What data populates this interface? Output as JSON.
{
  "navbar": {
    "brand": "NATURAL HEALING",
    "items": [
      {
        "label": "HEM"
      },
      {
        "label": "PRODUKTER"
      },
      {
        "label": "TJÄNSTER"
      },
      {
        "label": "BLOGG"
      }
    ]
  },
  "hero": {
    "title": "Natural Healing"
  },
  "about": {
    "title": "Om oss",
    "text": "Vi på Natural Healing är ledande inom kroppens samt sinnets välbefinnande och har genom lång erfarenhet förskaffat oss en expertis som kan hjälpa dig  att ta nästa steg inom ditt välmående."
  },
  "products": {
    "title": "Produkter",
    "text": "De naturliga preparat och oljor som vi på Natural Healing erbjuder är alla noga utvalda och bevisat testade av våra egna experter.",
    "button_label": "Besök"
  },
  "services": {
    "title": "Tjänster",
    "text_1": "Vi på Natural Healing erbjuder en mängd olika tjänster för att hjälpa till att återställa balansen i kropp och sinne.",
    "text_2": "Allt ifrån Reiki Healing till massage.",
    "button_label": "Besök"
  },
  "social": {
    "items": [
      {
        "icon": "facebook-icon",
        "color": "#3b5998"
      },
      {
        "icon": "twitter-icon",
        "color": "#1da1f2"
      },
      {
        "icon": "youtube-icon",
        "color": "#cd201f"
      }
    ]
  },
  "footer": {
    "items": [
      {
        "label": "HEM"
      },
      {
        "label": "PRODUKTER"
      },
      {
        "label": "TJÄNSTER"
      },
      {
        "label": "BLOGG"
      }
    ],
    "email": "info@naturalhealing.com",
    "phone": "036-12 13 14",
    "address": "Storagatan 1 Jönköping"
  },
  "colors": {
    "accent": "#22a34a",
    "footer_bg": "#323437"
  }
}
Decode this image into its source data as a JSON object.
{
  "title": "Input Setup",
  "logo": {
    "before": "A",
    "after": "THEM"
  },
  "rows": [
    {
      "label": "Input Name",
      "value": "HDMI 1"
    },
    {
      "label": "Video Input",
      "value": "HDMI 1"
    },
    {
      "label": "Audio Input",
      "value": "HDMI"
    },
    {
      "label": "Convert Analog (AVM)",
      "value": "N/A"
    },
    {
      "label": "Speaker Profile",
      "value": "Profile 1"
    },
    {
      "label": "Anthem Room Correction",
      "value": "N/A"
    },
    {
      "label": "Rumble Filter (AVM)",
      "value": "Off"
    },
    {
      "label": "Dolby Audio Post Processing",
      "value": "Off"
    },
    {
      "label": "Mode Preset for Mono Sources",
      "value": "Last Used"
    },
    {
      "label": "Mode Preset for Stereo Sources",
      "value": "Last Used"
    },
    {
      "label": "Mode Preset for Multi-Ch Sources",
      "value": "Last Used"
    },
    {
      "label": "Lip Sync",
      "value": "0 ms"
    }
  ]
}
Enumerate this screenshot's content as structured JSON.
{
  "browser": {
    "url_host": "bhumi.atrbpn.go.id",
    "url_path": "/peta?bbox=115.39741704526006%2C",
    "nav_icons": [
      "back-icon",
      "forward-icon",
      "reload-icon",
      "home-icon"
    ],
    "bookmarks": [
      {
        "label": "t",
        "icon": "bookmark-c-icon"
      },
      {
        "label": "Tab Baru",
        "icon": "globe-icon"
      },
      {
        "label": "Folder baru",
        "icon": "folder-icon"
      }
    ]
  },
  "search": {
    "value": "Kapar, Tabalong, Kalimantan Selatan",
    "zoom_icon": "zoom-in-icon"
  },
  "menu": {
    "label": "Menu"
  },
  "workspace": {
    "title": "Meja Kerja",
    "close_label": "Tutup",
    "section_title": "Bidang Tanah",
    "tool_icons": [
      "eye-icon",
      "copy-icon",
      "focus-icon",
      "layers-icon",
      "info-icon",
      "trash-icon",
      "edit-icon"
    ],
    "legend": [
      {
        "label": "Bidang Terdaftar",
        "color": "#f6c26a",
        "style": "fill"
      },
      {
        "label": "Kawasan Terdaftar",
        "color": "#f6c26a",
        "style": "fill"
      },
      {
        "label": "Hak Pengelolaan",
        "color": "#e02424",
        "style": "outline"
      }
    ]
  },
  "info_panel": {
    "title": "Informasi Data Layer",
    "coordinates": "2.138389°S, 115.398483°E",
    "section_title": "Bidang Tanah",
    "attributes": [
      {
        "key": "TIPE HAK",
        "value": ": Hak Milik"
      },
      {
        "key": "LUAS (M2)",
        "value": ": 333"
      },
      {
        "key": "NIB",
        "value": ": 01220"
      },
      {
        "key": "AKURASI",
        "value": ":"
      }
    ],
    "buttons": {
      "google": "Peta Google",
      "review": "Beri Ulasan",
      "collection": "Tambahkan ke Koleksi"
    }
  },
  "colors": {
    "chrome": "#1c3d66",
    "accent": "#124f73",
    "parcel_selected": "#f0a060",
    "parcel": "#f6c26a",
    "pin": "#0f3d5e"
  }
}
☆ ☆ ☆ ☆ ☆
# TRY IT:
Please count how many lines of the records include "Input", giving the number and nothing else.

# EXERCISE RESULT:
4